Required work → Take every line containing "xaml" from the material and copy it.

_____

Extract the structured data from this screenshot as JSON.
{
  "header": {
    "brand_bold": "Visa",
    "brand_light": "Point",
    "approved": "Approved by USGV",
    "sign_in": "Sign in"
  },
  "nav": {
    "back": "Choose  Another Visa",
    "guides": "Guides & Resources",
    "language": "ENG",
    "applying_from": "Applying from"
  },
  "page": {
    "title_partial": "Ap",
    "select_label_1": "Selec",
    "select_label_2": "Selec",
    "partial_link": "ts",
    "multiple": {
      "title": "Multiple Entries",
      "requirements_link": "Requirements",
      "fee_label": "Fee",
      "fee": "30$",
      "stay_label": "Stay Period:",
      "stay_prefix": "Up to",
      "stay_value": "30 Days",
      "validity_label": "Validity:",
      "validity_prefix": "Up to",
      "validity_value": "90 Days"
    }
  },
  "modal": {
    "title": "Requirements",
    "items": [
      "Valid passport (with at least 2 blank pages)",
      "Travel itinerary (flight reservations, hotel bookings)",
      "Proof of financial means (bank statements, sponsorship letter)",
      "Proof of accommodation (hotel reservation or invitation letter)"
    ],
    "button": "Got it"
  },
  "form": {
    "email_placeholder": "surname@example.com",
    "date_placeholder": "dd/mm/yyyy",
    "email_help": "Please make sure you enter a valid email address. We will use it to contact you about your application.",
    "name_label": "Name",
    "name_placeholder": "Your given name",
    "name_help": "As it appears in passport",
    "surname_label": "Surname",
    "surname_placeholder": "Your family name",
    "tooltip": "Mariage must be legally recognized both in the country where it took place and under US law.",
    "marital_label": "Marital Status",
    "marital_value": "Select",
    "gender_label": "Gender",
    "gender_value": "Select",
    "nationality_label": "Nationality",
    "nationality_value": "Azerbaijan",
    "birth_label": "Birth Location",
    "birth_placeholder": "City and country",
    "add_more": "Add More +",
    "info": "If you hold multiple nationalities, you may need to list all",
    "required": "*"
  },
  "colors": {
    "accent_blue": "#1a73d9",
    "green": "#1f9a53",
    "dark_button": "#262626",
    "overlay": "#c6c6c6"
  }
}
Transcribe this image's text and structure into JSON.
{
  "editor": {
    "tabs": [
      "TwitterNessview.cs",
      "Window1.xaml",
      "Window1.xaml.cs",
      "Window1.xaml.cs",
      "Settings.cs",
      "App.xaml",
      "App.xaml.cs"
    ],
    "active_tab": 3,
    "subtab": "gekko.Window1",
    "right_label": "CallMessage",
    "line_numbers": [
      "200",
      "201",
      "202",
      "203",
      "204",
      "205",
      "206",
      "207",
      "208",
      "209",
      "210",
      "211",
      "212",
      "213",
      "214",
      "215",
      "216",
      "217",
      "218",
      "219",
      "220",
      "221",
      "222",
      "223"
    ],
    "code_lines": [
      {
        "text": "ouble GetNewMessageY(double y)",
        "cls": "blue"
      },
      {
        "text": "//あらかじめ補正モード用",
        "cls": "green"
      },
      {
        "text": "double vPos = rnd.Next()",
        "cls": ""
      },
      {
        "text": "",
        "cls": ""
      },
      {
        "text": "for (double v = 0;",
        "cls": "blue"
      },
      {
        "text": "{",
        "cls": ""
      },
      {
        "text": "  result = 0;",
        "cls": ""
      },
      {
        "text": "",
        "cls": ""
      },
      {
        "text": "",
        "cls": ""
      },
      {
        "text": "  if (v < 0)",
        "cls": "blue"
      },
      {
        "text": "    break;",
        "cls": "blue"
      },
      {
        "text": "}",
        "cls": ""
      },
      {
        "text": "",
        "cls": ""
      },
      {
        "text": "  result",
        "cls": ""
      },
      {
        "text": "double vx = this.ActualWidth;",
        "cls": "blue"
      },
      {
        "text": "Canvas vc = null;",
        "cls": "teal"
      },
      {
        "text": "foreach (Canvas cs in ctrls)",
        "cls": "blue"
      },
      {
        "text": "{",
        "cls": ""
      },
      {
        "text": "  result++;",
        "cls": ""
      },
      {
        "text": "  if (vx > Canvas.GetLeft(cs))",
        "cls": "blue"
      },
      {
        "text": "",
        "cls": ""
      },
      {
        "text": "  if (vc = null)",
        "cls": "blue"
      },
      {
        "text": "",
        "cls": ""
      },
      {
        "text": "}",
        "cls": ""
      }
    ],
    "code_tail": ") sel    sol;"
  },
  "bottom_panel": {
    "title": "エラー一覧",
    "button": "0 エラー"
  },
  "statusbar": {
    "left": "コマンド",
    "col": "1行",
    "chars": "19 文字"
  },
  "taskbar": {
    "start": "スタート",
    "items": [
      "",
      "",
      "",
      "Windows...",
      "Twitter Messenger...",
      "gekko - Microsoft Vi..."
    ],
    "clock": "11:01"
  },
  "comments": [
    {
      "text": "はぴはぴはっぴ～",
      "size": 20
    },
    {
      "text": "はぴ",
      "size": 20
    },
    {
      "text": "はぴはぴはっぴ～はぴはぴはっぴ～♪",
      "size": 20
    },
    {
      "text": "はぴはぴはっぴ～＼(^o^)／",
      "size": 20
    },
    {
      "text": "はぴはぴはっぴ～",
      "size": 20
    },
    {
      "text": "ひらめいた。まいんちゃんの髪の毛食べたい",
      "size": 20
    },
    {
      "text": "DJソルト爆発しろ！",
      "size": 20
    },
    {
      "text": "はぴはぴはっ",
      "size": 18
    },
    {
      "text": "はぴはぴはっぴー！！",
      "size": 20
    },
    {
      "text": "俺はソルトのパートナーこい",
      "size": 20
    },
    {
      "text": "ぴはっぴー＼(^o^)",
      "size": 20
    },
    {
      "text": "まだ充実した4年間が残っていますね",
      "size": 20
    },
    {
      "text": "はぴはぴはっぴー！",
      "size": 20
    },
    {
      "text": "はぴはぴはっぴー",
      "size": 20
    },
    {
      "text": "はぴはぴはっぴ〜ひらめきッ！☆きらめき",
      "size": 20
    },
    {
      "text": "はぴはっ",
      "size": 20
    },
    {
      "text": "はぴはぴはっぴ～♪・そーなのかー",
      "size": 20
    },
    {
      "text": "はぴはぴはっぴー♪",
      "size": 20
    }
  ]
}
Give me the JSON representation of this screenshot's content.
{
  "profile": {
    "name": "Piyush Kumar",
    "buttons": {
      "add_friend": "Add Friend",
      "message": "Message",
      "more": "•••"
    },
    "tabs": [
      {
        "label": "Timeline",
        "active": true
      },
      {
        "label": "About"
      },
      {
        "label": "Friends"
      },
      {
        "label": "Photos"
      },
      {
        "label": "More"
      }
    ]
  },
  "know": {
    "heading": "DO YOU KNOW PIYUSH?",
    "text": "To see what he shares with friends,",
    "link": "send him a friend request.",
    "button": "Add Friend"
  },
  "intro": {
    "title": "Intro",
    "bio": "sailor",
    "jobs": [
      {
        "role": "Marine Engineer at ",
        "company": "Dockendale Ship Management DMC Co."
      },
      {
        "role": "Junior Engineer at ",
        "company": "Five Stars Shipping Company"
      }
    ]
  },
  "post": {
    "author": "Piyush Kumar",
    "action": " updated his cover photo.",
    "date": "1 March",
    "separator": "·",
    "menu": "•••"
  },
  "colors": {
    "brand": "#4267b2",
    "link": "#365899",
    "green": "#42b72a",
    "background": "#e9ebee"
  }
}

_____

Your response →
      "Window1.xaml",
      "Window1.xaml.cs",
      "Window1.xaml.cs",
      "App.xaml",
      "App.xaml.cs"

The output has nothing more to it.